is director of research at the Acton Institute. He has written and spoken extensively on questions of political economy, economic history, ethics in finance, and natural law theory. He has an MA in political philosophy from the University of Melbourne, and a Doctor of Philosophy degree in moral philosophy and political economy from the University of Oxford.

Posts by Samuel Gregg

Brian Tierney, rest in peace

The world of medieval history suffered a great loss on November 30 with the death of Professor Brian Tierney. Widely recognized as a leading scholar of medieval Western Christianity and how church law and institutions affected the broader culture of Europe, Tierney wrote widely but also deeply on topics ranging from the origins of papal infallibility to how religion shaped the development of constitutionalism. Continue Reading...

China has a lawless government

There’s rarely a day when China isn’t featured prominently in the news. Once upon a time, most of that coverage was about China’s rise out of poverty. Now, however, greater attention is being given to some decidedly negative developments. Continue Reading...

A Cardinal against Maduro

It is no great secret that one of the few institutions that has stood firm against the socialist Maduro dictatorship in Venezuela is the Catholic Church. Most other institutions have dissolved, broken or thoroughly compromised. Continue Reading...

Chile in flames

It’s been a good week for the left throughout Latin America. In Columbia, center-left and left-wing parties did well in regional election.
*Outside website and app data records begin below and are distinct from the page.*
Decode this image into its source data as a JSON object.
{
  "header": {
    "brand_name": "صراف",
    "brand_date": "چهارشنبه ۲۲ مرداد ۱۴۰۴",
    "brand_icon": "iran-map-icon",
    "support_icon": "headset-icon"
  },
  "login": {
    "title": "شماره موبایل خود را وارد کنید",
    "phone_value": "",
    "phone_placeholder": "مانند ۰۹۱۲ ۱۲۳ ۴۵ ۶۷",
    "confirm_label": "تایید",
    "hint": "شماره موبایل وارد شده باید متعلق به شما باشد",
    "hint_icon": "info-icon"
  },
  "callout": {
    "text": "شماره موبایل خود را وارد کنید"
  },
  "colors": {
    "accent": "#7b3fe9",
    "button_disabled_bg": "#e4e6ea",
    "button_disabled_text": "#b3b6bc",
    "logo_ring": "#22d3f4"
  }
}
Argentina also took a left-turn with a left-wing Peronist easily winning the presidency, and bringing the former president Cristina Kirchner back to office as Vice-President. Continue Reading...